As a young man with few prospects and many expenses, it is of critical importance for Theodore Wentworth to give a strong reading of classical Greek text to a group of peers. Not only is it a rare chance for him to try cultivating connections that would open the door future opportunities, Theodore just might find someone to act as patron to his studies. The day Theodore is set to speak, however, he is beset by nerves and in a flight of fancy, he makes an offering to a statue of Hermes in the gallery of the home of his host.
Whether dumb luck or dedicated preparation, Theodore excels at his reading. What’s more, he seems to have impressed many of the peers in attendance for the invitations to speak and study start rolling in. He catches the attention of one man in particular, one who refuses to abide by social constructs and gives his name only as Alexander. Although flummoxed at the invitation to use the man’s Christian name, Theodore readily accepts the man’s company and patronage.
Less welcome are the ways Alexander’s commanding presence affect Theodore, who thought he had overcome his sexual proclivities. Confiding his dark desires to his best friend does little to clear away the haze of confused emotions clouding Theodore’s head. He is both attracted to the sharp mind and easy wit of the aristocratic man, but wary that one word from someone as clearly powerful as Alexander could be the utter end of someone as lowly as Theodore.
All the while, Theodore’s studies continue apace and he himself continues to make token offerings to Hermes. Perhaps the good fortune is all of Theodore’s own making, but he is not willing to take any risks. In fact, he just might be taking on more when his humble pleas for help shift away from professional pursuits and towards personal ones.

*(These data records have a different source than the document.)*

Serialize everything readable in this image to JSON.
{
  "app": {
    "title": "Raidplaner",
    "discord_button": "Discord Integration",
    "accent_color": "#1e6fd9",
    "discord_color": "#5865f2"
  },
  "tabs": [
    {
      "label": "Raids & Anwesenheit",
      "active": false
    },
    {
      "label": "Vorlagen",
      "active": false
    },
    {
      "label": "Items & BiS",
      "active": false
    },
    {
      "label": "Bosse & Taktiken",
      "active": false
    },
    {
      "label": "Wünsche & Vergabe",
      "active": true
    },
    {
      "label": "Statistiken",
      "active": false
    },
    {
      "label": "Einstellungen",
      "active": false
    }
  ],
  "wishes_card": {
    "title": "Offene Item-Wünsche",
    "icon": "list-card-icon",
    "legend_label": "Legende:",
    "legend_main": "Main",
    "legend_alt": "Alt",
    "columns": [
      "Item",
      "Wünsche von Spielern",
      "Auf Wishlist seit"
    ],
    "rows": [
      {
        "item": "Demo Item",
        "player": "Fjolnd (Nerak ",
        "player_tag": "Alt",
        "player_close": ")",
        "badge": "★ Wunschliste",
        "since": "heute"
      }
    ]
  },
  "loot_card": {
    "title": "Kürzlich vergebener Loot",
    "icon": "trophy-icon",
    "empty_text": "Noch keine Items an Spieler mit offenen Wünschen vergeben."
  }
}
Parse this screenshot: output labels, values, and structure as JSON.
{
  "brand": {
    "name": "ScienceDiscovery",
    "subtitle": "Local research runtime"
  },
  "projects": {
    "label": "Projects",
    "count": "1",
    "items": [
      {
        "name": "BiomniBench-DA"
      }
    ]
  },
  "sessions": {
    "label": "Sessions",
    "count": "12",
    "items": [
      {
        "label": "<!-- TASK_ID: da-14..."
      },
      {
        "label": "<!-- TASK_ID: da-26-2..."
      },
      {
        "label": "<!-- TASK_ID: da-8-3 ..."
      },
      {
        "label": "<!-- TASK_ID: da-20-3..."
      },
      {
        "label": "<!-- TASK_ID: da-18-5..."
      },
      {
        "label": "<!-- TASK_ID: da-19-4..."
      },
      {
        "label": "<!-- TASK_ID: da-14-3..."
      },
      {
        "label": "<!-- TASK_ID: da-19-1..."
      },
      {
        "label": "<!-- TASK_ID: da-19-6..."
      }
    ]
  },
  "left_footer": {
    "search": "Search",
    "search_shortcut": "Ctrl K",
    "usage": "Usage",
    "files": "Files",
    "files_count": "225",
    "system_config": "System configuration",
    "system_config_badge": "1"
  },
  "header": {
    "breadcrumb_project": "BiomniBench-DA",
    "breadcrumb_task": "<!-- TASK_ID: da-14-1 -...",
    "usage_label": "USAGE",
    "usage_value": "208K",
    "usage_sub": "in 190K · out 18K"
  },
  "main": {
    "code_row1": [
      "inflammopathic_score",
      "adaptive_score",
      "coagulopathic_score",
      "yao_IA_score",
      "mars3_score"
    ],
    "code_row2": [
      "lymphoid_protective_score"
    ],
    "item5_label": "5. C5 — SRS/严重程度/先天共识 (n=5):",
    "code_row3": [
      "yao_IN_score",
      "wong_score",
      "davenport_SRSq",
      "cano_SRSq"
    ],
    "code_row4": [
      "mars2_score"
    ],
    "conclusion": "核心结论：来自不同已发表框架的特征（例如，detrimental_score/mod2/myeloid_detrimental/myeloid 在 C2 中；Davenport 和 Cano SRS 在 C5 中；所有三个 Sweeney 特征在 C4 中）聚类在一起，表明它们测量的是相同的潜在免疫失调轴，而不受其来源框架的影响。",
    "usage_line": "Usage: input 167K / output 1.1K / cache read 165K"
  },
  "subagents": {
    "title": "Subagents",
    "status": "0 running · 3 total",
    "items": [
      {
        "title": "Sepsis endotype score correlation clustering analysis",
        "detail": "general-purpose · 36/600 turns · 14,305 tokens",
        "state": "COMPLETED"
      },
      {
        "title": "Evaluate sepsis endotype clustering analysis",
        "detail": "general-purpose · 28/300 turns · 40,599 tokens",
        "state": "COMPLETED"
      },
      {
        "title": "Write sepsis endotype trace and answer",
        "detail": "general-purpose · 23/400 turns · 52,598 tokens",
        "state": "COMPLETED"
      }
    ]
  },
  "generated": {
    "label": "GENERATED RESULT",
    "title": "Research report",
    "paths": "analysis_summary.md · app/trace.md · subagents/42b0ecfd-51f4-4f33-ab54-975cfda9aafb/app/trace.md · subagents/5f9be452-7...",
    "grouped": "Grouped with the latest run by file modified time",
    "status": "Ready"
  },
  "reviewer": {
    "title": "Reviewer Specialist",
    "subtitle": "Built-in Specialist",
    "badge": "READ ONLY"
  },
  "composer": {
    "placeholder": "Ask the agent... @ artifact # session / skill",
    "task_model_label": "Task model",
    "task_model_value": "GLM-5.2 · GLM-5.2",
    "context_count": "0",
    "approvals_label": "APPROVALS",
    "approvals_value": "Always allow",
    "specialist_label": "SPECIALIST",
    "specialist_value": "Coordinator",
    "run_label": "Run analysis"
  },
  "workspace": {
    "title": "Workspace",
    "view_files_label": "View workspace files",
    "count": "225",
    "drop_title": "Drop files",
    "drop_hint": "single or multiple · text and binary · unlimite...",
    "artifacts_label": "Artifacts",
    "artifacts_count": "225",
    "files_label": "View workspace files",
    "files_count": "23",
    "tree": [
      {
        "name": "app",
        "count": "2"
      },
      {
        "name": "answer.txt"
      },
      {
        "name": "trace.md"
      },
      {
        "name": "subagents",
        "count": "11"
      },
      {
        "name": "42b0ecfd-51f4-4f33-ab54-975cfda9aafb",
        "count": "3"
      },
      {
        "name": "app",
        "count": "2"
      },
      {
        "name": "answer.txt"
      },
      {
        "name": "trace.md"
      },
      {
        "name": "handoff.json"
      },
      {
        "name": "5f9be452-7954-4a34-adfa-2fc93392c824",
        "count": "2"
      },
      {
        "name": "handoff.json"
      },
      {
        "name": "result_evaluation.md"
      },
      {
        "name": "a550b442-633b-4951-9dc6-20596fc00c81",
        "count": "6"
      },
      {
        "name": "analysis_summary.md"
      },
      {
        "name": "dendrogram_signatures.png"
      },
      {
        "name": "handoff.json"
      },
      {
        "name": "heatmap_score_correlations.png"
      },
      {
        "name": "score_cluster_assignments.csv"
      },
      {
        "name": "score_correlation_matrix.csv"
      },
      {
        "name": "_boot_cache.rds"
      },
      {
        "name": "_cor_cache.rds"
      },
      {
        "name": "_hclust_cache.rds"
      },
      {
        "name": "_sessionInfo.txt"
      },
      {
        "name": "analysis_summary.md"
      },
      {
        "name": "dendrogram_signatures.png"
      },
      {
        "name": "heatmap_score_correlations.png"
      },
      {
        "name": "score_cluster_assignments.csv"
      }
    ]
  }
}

After weeks of careful scrutiny of several famous Greek works—at Alexanders behest, no less—Theodore begins to realize that perhaps the enigmatic and handsome aristocrat is offering more than mere friendship. Things take an unexpected turn when Alexander surprises Theodore with intimate knowledge no one but Theodore himself could possibly know. Despite Alexander being a member of the upper class, it’s Theodore who has the power to make or break any connection between the two men.
This was a truly delightful read. While short, Lewis does a respectable job setting the scene sometime in the mid to late nineteenth century. Clothing is fussy, communication is conducted via hand written missives delivered by hand, people ride in hansom carriages, and classes are overt indications of a person’s station in life. Into this background, Theodore, Alexander, and John fit marvelously well.
John is Theodore’s best friend. He is upper class and monied thanks to the overseas ventures of his father—but those ventures grew to include falling in love with a local woman, thus leaving John a curious mix of English and non-English and therefore on the fringe of peerage. These details get worked into the on-page narration smoothly and provide a great reason for upper-class John to befriend lower-class Theodore without bending over backwards. I found this friendship a great way to flesh out Theodore without having to resort to him talking out loud to himself. It is actually through their relationship that we are explicitly told that Theodore is interested in other men.
As for Alexander, the character is used sparing and so maintains a great air of mystery. Given the cover image, I was wondering how he might tie into the Greek themes so strongly prevalent in the story. While I don’t wish to give anything away, I will say that the way Alexander’s specific identity is revealed both satisfied and aggravated the curiosity. That is to say, we know who he is but not why he is. Apart from obviously serving as Theodore’s love interest, I liked that it is Alexander’s suggestions to Theodore on reading material that push Theodore into acknowledging his (Theodore’s) attraction to men. Indeed, Alexander’s suggestion that Theodore read the original Greek Iliad to more closely examine the relationship between Achilles and Patroclus was a great theme and interestingly used as a device in the plot itself, too.
While there is very little in the way of on-page cravat ripping (waist-coat ripping?), there are sweet and passionate kisses exchanged. Plus, there is a tastefully subtle scene where Theodore succumbs to his bodily desires in the solitude of his own room. If you’re after lusty and lustily described bedroom scenes, you won’t find it here…yet this is one of those stories where I feel actual play-by-play of their intimacies might subtract from the sexual tension between Alexander and Theodore and detract a little from Theodore’s ingesting over his feelings.
All in all, this was a fabulous little read. Short and quick, the perfect thing to read on a lazy summer day when you want to read read but don’t have the time or luxury of committing a few days to a book/series.
A review copy of this book was provided by Dreamspinner Press.